Segment Open

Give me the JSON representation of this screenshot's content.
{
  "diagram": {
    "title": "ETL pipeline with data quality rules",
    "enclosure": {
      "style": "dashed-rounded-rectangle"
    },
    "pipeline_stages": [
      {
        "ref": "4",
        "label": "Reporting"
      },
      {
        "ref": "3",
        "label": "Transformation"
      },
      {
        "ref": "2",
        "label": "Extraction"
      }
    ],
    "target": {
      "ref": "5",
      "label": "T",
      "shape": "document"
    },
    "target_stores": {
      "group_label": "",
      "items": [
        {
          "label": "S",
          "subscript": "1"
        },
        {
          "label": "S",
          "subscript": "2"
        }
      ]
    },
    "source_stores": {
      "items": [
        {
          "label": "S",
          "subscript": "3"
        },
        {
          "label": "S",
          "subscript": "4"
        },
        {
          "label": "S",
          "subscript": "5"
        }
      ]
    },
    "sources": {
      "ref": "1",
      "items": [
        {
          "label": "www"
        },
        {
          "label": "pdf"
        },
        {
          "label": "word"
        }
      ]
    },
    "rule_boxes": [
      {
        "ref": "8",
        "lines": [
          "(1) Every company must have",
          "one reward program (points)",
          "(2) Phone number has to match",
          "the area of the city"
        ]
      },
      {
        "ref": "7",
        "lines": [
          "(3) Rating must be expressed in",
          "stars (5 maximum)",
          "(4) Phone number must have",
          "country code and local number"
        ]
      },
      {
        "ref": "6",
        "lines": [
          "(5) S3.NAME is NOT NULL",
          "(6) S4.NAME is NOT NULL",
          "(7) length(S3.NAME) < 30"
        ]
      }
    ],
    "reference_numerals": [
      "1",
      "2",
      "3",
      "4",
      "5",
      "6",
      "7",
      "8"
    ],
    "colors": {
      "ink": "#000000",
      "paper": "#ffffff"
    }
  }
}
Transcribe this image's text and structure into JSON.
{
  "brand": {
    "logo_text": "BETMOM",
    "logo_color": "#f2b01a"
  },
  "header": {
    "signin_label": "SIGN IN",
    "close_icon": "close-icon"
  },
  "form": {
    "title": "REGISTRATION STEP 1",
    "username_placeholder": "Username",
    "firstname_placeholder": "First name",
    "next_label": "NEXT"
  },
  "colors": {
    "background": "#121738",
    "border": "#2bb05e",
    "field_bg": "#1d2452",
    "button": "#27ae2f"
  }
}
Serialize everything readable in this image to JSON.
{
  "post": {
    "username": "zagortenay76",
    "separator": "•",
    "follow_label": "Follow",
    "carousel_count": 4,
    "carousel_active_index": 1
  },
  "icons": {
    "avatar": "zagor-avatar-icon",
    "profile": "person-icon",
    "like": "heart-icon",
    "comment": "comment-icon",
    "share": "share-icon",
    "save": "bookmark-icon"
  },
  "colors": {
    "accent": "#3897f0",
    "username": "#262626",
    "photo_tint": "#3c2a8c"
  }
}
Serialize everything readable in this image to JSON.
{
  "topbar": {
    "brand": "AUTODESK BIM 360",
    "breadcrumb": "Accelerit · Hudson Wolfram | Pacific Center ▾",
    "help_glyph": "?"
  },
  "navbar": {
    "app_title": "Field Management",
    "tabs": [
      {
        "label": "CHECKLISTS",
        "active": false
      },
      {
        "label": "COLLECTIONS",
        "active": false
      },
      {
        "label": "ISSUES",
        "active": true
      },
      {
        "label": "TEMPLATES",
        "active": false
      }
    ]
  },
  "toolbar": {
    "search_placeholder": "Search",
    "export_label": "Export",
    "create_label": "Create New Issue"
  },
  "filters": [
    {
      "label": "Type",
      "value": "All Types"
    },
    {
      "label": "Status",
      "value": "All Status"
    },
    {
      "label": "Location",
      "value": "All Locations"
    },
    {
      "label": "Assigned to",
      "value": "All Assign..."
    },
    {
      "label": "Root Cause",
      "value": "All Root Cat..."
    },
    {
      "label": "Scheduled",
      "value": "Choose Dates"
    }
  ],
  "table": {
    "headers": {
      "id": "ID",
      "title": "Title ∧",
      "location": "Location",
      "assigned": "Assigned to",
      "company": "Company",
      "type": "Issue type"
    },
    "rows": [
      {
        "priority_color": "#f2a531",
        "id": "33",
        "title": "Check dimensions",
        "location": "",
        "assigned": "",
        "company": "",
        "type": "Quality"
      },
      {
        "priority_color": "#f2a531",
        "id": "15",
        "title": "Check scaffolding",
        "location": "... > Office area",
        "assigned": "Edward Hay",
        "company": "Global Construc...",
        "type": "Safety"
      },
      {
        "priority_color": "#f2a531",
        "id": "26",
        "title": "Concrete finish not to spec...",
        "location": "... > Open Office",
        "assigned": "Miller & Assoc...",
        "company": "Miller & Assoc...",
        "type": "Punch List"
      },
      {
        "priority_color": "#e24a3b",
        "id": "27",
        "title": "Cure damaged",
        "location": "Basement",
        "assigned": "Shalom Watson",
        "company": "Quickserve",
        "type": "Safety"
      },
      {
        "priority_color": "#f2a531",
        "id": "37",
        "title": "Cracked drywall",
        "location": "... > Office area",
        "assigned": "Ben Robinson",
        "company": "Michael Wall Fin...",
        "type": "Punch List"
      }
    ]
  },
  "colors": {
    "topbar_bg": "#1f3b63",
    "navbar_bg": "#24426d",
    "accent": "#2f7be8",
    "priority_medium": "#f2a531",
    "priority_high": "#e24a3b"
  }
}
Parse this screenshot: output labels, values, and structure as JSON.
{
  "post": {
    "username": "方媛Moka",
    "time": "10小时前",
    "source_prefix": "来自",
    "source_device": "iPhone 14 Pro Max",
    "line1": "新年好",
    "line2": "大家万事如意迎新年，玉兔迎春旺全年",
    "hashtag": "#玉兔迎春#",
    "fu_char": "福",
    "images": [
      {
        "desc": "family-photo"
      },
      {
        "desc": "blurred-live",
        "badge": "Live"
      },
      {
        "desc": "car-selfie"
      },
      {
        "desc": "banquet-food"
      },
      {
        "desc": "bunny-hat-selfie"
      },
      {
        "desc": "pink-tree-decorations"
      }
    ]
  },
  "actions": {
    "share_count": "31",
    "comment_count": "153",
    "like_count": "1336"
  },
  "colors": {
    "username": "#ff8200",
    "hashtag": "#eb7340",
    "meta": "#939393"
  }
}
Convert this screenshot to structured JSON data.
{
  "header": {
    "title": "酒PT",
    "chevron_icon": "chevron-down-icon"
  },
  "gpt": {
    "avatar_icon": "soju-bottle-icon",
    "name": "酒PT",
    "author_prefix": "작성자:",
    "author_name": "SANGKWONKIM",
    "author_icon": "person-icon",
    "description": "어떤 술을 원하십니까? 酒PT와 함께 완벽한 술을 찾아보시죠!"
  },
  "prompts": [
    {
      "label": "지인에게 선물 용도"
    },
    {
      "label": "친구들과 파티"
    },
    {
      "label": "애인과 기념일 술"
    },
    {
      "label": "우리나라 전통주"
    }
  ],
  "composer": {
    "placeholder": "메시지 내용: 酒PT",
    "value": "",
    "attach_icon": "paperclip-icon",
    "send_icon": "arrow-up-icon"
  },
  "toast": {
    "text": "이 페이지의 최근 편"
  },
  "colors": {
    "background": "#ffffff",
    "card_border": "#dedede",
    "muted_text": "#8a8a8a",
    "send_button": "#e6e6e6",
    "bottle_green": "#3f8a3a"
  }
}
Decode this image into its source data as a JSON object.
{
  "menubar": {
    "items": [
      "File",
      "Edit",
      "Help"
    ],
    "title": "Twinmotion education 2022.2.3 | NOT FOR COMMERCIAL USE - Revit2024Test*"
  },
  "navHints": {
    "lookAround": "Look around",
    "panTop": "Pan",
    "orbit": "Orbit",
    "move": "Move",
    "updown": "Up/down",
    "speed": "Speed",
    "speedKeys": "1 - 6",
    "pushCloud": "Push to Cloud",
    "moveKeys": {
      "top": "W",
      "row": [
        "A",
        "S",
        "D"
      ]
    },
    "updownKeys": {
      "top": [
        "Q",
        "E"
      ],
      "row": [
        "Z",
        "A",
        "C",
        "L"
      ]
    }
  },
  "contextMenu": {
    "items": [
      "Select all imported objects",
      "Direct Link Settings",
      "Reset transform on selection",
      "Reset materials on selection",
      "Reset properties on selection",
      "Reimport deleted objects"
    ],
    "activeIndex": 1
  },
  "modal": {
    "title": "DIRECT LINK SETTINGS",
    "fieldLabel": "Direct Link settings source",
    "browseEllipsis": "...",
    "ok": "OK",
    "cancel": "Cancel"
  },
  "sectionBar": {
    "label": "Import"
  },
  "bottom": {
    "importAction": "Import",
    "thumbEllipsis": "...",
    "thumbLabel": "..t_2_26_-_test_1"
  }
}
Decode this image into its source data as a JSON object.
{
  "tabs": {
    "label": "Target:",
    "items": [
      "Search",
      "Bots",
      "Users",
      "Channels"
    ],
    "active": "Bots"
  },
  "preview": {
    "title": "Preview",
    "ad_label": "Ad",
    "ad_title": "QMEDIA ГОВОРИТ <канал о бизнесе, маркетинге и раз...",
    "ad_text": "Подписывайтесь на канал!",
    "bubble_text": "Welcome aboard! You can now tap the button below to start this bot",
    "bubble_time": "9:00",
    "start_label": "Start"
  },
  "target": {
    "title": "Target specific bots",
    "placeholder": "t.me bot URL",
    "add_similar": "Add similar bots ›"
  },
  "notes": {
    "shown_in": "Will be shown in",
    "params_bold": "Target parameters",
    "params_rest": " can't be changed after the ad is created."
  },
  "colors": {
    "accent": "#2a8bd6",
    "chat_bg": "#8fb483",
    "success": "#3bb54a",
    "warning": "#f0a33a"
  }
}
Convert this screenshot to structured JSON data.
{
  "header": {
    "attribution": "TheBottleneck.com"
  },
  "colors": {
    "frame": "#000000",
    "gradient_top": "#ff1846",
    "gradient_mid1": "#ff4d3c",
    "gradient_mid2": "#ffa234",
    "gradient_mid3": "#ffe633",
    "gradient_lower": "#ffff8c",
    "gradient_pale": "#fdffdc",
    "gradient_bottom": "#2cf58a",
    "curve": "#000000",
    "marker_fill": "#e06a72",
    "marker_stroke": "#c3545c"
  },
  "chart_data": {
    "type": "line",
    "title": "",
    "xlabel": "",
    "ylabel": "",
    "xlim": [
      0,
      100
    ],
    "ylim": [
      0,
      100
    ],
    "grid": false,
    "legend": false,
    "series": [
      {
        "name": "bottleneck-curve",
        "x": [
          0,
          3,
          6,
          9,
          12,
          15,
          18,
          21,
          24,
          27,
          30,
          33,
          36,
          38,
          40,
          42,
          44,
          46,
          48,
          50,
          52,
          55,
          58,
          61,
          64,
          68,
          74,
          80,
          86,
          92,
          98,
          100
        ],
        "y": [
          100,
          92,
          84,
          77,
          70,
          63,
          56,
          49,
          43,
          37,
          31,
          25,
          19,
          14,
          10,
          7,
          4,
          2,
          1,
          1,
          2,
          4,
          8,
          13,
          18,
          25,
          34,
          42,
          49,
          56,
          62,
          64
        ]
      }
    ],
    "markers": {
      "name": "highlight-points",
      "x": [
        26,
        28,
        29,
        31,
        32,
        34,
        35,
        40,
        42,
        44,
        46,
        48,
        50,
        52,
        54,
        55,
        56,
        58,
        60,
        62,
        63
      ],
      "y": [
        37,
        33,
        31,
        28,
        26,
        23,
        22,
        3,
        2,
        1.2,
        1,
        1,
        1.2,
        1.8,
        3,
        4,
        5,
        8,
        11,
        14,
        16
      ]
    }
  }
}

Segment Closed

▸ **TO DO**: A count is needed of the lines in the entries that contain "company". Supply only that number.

▸ **SOLUTION BELOW**: 7